• WORK ITEM: Word for word, restate every record, though not the pictures.

• MATERIAL FOR THE TASK:
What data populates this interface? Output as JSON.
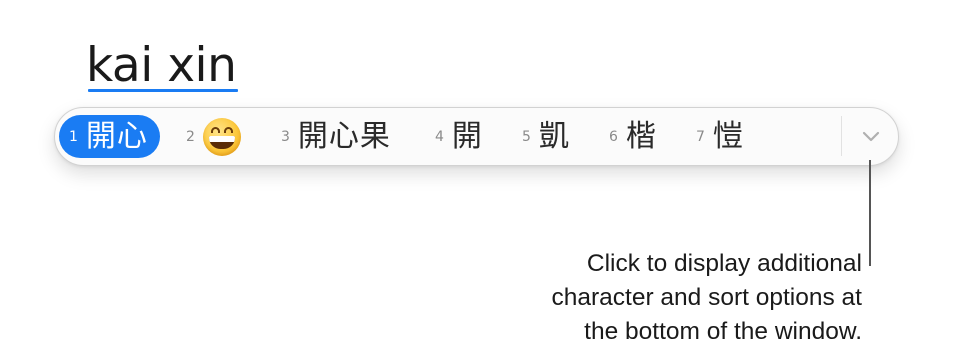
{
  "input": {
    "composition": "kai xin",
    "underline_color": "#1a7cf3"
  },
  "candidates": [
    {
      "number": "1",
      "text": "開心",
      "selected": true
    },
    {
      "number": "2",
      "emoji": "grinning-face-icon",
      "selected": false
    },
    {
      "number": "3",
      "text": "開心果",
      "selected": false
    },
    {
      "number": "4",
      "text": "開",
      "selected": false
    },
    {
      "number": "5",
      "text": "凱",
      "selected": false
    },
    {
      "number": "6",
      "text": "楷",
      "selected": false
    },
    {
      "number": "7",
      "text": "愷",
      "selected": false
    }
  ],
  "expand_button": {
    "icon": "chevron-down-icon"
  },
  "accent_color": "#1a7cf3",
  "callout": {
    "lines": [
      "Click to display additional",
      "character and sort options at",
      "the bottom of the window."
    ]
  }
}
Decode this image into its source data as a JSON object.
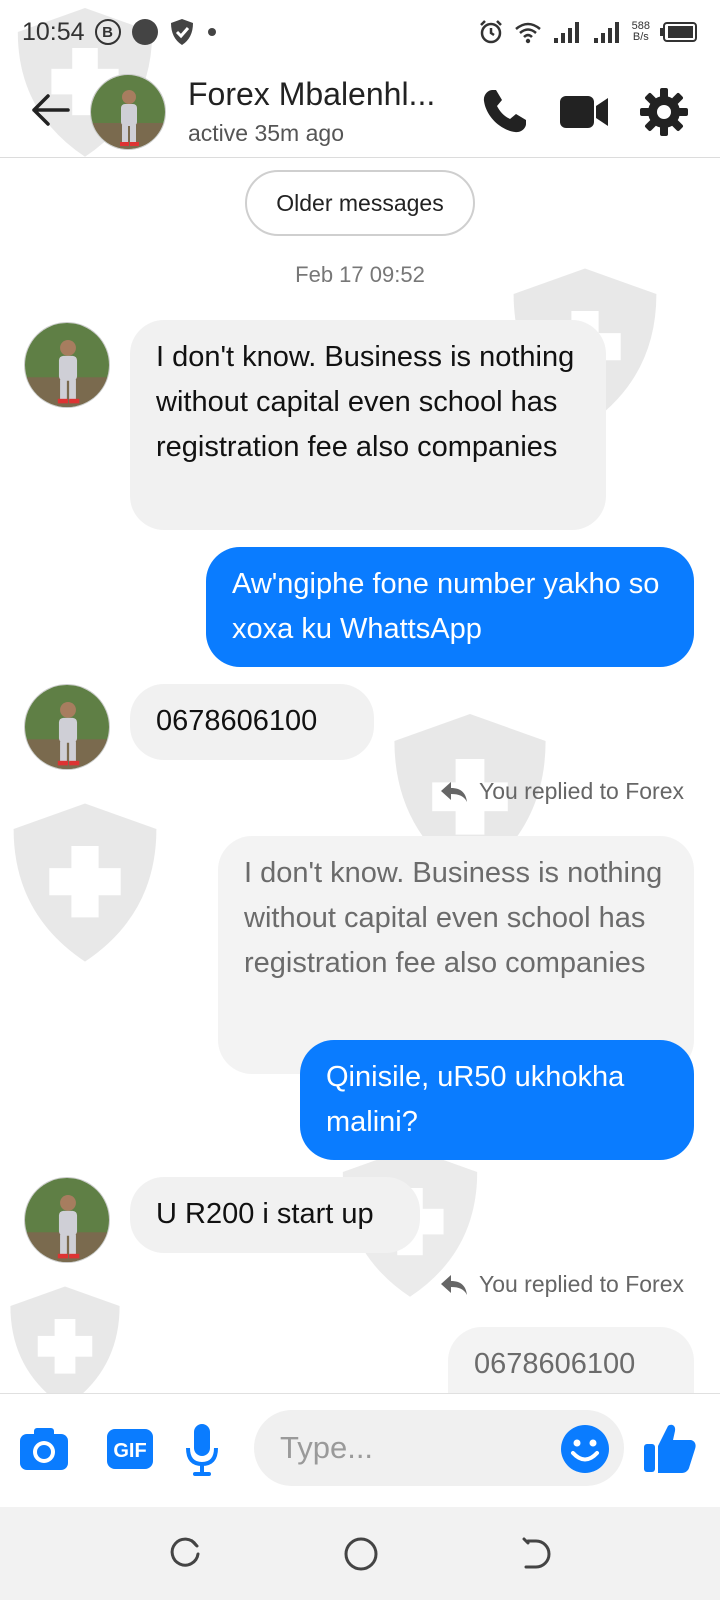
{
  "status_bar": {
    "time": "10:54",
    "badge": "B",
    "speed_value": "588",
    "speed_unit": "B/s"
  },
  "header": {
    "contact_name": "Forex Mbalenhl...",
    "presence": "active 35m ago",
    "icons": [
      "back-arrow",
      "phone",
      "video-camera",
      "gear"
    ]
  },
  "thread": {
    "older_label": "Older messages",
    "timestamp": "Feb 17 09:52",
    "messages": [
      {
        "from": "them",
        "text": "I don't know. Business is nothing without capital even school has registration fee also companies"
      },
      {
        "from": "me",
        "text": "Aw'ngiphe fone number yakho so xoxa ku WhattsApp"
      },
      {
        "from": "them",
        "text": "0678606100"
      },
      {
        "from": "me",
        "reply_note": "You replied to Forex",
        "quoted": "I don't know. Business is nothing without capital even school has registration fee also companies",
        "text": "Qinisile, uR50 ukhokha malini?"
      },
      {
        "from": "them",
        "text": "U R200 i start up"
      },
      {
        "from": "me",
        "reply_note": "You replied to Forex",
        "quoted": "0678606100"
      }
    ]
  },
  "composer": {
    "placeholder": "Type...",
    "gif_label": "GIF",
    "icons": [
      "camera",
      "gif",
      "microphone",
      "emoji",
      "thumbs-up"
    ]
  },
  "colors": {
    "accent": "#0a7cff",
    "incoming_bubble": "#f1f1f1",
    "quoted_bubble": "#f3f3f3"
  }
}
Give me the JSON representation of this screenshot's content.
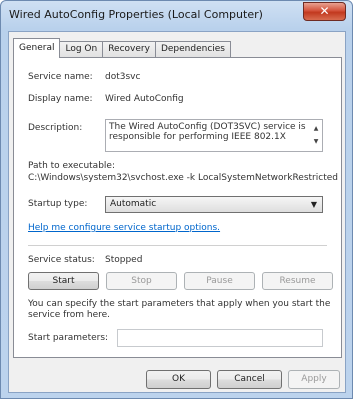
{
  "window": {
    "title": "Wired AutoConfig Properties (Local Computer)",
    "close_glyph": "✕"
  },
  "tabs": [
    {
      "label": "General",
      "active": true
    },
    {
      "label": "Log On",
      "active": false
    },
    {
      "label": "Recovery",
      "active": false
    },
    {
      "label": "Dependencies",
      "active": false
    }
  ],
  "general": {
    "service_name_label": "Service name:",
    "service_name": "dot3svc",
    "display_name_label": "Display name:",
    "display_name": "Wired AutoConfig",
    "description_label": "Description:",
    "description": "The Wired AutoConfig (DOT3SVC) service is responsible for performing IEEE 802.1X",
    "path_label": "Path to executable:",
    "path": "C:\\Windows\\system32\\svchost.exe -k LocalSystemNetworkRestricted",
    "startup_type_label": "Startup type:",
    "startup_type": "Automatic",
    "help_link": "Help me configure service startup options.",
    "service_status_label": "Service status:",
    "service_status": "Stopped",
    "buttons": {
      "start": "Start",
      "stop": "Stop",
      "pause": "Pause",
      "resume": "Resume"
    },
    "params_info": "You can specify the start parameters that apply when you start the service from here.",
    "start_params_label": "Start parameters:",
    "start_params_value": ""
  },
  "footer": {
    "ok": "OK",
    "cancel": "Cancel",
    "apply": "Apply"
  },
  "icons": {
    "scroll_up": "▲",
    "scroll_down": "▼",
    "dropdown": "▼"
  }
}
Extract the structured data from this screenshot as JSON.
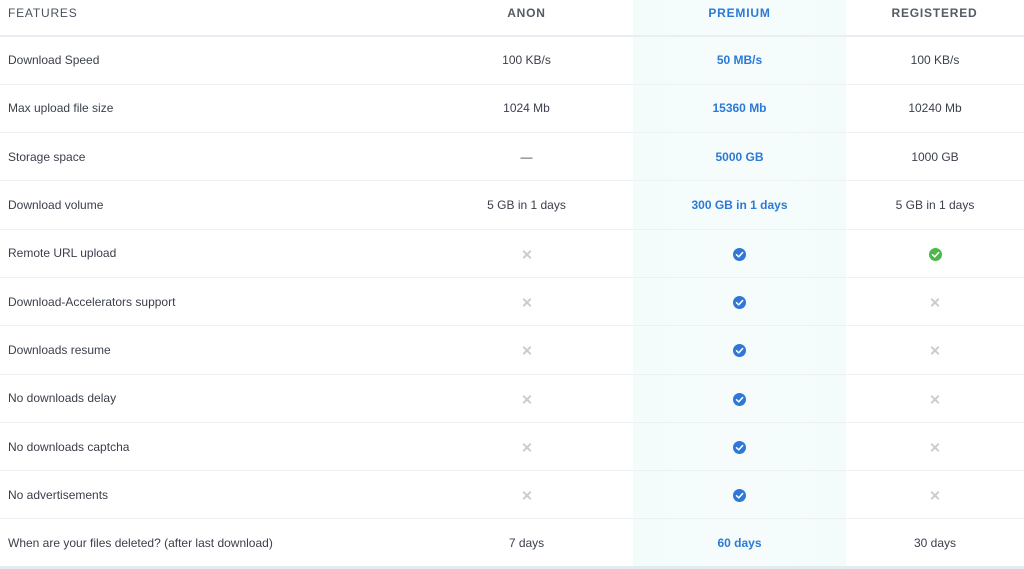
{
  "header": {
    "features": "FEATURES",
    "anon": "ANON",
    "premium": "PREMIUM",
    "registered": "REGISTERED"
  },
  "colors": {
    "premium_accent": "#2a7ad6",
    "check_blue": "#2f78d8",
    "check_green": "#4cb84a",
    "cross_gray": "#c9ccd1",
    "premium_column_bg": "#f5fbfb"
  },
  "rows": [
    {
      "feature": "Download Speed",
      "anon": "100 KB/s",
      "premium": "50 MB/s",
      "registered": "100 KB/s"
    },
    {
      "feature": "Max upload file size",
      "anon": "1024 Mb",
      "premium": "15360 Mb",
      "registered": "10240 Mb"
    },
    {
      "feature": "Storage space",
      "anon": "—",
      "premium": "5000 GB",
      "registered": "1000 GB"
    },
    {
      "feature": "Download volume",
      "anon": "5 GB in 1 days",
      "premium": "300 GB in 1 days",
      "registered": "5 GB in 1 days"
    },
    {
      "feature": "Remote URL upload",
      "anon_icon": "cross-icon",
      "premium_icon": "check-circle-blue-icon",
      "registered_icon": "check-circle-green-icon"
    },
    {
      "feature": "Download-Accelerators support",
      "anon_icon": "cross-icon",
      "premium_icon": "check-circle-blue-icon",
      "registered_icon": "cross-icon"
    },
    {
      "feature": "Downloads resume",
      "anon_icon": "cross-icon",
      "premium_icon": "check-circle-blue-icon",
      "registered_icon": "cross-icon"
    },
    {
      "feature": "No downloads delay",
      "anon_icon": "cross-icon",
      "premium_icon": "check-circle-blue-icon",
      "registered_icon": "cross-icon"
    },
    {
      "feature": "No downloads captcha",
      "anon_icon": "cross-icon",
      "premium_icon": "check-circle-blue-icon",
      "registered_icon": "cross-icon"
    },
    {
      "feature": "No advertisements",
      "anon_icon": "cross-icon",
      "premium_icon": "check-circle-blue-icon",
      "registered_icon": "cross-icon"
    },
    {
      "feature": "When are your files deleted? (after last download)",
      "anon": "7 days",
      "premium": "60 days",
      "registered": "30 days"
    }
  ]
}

• COMPLETED TASK:
What data populates this interface? Output as JSON.
{
  "input": {
    "composition": "kai xin",
    "underline_color": "#1a7cf3"
  },
  "candidates": [
    {
      "number": "1",
      "text": "開心",
      "selected": true
    },
    {
      "number": "2",
      "emoji": "grinning-face-icon",
      "selected": false
    },
    {
      "number": "3",
      "text": "開心果",
      "selected": false
    },
    {
      "number": "4",
      "text": "開",
      "selected": false
    },
    {
      "number": "5",
      "text": "凱",
      "selected": false
    },
    {
      "number": "6",
      "text": "楷",
      "selected": false
    },
    {
      "number": "7",
      "text": "愷",
      "selected": false
    }
  ],
  "expand_button": {
    "icon": "chevron-down-icon"
  },
  "accent_color": "#1a7cf3",
  "callout": {
    "lines": [
      "Click to display additional",
      "character and sort options at",
      "the bottom of the window."
    ]
  }
}
Decode this image into its source data as a JSON object.
{
  "status_bar": {
    "time": "10:54",
    "badge": "B",
    "speed_value": "588",
    "speed_unit": "B/s"
  },
  "header": {
    "contact_name": "Forex Mbalenhl...",
    "presence": "active 35m ago",
    "icons": [
      "back-arrow",
      "phone",
      "video-camera",
      "gear"
    ]
  },
  "thread": {
    "older_label": "Older messages",
    "timestamp": "Feb 17 09:52",
    "messages": [
      {
        "from": "them",
        "text": "I don't know. Business is nothing without capital even school has registration fee also companies"
      },
      {
        "from": "me",
        "text": "Aw'ngiphe fone number yakho so xoxa ku WhattsApp"
      },
      {
        "from": "them",
        "text": "0678606100"
      },
      {
        "from": "me",
        "reply_note": "You replied to Forex",
        "quoted": "I don't know. Business is nothing without capital even school has registration fee also companies",
        "text": "Qinisile, uR50 ukhokha malini?"
      },
      {
        "from": "them",
        "text": "U R200 i start up"
      },
      {
        "from": "me",
        "reply_note": "You replied to Forex",
        "quoted": "0678606100"
      }
    ]
  },
  "composer": {
    "placeholder": "Type...",
    "gif_label": "GIF",
    "icons": [
      "camera",
      "gif",
      "microphone",
      "emoji",
      "thumbs-up"
    ]
  },
  "colors": {
    "accent": "#0a7cff",
    "incoming_bubble": "#f1f1f1",
    "quoted_bubble": "#f3f3f3"
  }
}
Give me the JSON representation of this screenshot's content.
{
  "window": {
    "title": "Wired AutoConfig Properties (Local Computer)",
    "close_glyph": "✕"
  },
  "tabs": [
    {
      "label": "General",
      "active": true
    },
    {
      "label": "Log On",
      "active": false
    },
    {
      "label": "Recovery",
      "active": false
    },
    {
      "label": "Dependencies",
      "active": false
    }
  ],
  "general": {
    "service_name_label": "Service name:",
    "service_name": "dot3svc",
    "display_name_label": "Display name:",
    "display_name": "Wired AutoConfig",
    "description_label": "Description:",
    "description": "The Wired AutoConfig (DOT3SVC) service is responsible for performing IEEE 802.1X",
    "path_label": "Path to executable:",
    "path": "C:\\Windows\\system32\\svchost.exe -k LocalSystemNetworkRestricted",
    "startup_type_label": "Startup type:",
    "startup_type": "Automatic",
    "help_link": "Help me configure service startup options.",
    "service_status_label": "Service status:",
    "service_status": "Stopped",
    "buttons": {
      "start": "Start",
      "stop": "Stop",
      "pause": "Pause",
      "resume": "Resume"
    },
    "params_info": "You can specify the start parameters that apply when you start the service from here.",
    "start_params_label": "Start parameters:",
    "start_params_value": ""
  },
  "footer": {
    "ok": "OK",
    "cancel": "Cancel",
    "apply": "Apply"
  },
  "icons": {
    "scroll_up": "▲",
    "scroll_down": "▼",
    "dropdown": "▼"
  }
}
Extract the structured data from this screenshot as JSON.
{
  "header": {
    "features": "FEATURES",
    "anon": "ANON",
    "premium": "PREMIUM",
    "registered": "REGISTERED"
  },
  "colors": {
    "premium_accent": "#2a7ad6",
    "check_blue": "#2f78d8",
    "check_green": "#4cb84a",
    "cross_gray": "#c9ccd1",
    "premium_column_bg": "#f5fbfb"
  },
  "rows": [
    {
      "feature": "Download Speed",
      "anon": "100 KB/s",
      "premium": "50 MB/s",
      "registered": "100 KB/s"
    },
    {
      "feature": "Max upload file size",
      "anon": "1024 Mb",
      "premium": "15360 Mb",
      "registered": "10240 Mb"
    },
    {
      "feature": "Storage space",
      "anon": "—",
      "premium": "5000 GB",
      "registered": "1000 GB"
    },
    {
      "feature": "Download volume",
      "anon": "5 GB in 1 days",
      "premium": "300 GB in 1 days",
      "registered": "5 GB in 1 days"
    },
    {
      "feature": "Remote URL upload",
      "anon_icon": "cross-icon",
      "premium_icon": "check-circle-blue-icon",
      "registered_icon": "check-circle-green-icon"
    },
    {
      "feature": "Download-Accelerators support",
      "anon_icon": "cross-icon",
      "premium_icon": "check-circle-blue-icon",
      "registered_icon": "cross-icon"
    },
    {
      "feature": "Downloads resume",
      "anon_icon": "cross-icon",
      "premium_icon": "check-circle-blue-icon",
      "registered_icon": "cross-icon"
    },
    {
      "feature": "No downloads delay",
      "anon_icon": "cross-icon",
      "premium_icon": "check-circle-blue-icon",
      "registered_icon": "cross-icon"
    },
    {
      "feature": "No downloads captcha",
      "anon_icon": "cross-icon",
      "premium_icon": "check-circle-blue-icon",
      "registered_icon": "cross-icon"
    },
    {
      "feature": "No advertisements",
      "anon_icon": "cross-icon",
      "premium_icon": "check-circle-blue-icon",
      "registered_icon": "cross-icon"
    },
    {
      "feature": "When are your files deleted? (after last download)",
      "anon": "7 days",
      "premium": "60 days",
      "registered": "30 days"
    }
  ]
}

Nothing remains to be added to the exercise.